Though I’ve always been interested in natural building, sometimes it takes an expert to convince naysayers that a straw bale home is worth the mud it’s stacked with. Bruce King is a structural engineer and does research on natural building. He says the straw bale model, started 120 years ago in Nebraska, just makes sense. “It’s the best insulation you can get and you don’t have to buy (foreign) oil to make your insulation. You can buy it from the farmer next door. Farmers are growing more than food and they don’t even know it.”

The Community Rebuilds method works because of a few moving parts. Applicants get a loan through USDA Rural Development and work with the nonprofit and interns to complete their homes. It’s a version of the Mutual Self-Help Housing Program unique to Community Rebuilds and championed by the desire of each organization to make affordable housing possible. In addition to interns working the build site, the homeowners themselves put in a percentage of the work and learn about building along the way. “I’ve learned tons!” says Heather, “I’ve learned how to work tools, I’ve learned how to plaster…I just can’t imagine a better program out there.”

I couldn’t agree more. Our partnership has made our goal of improving the lives of rural Americans achievable. It’s evident when new homeowners like Heather say she’s confident in her home. “I feel like I’m one of the luckiest people,” Heather said. “I have a house that’s built with love from all the interns that I got to custom design and it’s affordable.”
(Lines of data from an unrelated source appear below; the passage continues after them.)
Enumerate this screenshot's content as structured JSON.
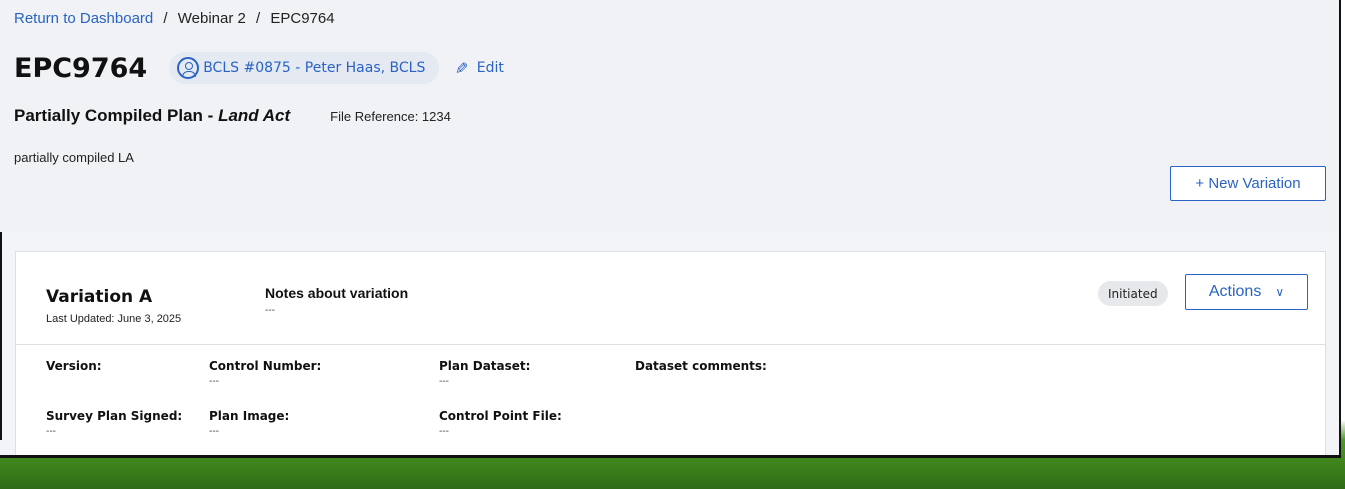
{
  "breadcrumb": {
    "link": "Return to Dashboard",
    "separator": "/",
    "item1": "Webinar 2",
    "item2": "EPC9764"
  },
  "plan": {
    "id": "EPC9764",
    "surveyor": "BCLS #0875 - Peter Haas, BCLS",
    "edit_label": "Edit",
    "type_prefix": "Partially Compiled Plan - ",
    "type_act": "Land Act",
    "file_reference": "File Reference: 1234",
    "description": "partially compiled LA",
    "new_variation_label": "+ New Variation"
  },
  "variation": {
    "name": "Variation A",
    "last_updated": "Last Updated: June 3, 2025",
    "notes_label": "Notes about variation",
    "notes_value": "---",
    "status": "Initiated",
    "actions_label": "Actions",
    "fields": {
      "version": {
        "label": "Version:",
        "value": ""
      },
      "control_number": {
        "label": "Control Number:",
        "value": "---"
      },
      "plan_dataset": {
        "label": "Plan Dataset:",
        "value": "---"
      },
      "dataset_comments": {
        "label": "Dataset comments:",
        "value": ""
      },
      "survey_plan_signed": {
        "label": "Survey Plan Signed:",
        "value": "---"
      },
      "plan_image": {
        "label": "Plan Image:",
        "value": "---"
      },
      "control_point_file": {
        "label": "Control Point File:",
        "value": "---"
      }
    }
  },
  "icons": {
    "surveyor": "person-circle-icon",
    "edit": "pencil-icon",
    "actions": "chevron-down-icon"
  },
  "colors": {
    "accent": "#2a63c4",
    "header_bg": "#f0f2f5",
    "badge_bg": "#e6e8eb"
  }
}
Lynn Chenard in front of her new home
Lynn Chenard finished her self-help straw bale home with the assistance of local nonprofit Community Rebuilds and 16 interns working for six months to learn the natural building process.
Category/Topic: Rural